Exercise directions »
Copy every line from the records that holds the word "heading".

[[ The data, beginning ]]

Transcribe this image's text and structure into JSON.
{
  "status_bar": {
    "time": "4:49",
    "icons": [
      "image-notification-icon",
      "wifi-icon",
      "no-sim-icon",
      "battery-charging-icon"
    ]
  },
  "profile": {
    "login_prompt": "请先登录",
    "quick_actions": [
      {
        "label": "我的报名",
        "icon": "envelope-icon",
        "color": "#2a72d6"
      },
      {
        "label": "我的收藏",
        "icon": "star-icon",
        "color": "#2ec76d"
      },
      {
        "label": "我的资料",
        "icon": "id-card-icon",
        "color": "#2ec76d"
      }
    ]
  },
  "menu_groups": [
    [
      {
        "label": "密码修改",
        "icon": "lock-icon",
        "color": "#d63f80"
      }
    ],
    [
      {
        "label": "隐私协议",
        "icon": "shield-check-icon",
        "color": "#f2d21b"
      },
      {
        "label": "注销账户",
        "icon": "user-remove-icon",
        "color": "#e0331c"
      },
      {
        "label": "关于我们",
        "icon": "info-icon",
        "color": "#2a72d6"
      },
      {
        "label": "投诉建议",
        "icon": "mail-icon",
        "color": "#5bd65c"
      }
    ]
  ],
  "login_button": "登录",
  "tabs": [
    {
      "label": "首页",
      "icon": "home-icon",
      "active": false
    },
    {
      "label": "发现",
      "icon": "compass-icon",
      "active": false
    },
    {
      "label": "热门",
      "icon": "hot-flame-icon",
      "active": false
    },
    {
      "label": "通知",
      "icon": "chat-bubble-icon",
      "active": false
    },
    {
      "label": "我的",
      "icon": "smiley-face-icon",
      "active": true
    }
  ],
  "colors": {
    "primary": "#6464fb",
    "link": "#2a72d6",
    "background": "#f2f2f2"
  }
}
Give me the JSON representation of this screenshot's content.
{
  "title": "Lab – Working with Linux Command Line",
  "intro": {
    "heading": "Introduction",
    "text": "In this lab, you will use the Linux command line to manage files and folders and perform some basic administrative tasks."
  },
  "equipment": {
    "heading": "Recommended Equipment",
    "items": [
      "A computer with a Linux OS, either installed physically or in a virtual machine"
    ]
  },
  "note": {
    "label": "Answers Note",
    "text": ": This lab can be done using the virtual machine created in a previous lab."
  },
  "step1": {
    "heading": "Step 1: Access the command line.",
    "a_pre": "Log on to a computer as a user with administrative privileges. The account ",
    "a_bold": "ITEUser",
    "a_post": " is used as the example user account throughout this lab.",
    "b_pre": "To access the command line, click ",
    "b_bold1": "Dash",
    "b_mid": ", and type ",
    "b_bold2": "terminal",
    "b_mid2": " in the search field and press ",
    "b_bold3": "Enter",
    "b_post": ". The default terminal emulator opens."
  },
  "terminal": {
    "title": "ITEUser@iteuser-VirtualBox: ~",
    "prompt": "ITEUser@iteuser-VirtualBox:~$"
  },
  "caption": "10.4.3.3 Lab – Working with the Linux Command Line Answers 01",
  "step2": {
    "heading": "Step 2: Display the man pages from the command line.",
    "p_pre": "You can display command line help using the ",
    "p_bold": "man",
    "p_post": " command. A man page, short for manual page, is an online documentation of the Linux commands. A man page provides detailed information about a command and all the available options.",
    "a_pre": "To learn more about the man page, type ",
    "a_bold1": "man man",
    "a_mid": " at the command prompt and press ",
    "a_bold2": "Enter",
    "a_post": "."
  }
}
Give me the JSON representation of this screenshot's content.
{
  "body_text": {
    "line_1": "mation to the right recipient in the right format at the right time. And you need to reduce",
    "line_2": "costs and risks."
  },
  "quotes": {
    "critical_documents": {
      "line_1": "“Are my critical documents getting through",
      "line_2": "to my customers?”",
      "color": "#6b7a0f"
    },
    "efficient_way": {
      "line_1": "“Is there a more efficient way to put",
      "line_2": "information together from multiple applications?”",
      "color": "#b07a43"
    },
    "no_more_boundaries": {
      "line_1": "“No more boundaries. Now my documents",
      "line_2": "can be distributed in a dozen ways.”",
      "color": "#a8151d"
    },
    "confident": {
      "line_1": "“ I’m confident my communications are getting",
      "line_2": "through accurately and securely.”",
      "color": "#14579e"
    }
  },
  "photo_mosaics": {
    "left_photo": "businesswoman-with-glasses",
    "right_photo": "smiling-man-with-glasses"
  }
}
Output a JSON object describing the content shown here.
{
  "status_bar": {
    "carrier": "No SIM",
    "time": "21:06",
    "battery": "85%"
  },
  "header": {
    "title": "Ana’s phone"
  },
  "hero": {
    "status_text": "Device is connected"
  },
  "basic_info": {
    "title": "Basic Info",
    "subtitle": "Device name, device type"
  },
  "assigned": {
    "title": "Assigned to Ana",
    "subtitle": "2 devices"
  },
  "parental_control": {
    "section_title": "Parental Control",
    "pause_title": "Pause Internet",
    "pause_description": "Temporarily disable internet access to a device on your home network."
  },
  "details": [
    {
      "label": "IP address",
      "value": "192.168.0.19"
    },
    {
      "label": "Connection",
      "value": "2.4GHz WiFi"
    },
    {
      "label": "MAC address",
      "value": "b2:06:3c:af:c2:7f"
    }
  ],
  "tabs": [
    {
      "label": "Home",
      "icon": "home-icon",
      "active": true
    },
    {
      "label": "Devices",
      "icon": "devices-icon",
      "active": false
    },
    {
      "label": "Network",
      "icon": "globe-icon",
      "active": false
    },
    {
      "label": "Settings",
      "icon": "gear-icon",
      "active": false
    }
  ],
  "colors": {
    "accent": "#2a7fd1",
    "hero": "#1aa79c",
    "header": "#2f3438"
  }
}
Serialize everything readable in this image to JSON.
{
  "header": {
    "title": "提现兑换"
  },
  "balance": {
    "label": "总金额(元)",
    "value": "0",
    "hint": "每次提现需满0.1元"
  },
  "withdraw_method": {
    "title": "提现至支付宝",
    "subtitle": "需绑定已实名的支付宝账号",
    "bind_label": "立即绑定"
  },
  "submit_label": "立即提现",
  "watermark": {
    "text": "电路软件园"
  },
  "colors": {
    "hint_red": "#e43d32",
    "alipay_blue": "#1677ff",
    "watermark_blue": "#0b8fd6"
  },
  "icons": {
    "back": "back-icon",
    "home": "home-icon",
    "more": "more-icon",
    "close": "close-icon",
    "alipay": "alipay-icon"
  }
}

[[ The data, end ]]

Response to the exercise »
    "heading": "Introduction",
    "heading": "Recommended Equipment",
    "heading": "Step 1: Access the command line.",
    "heading": "Step 2: Display the man pages from the command line.",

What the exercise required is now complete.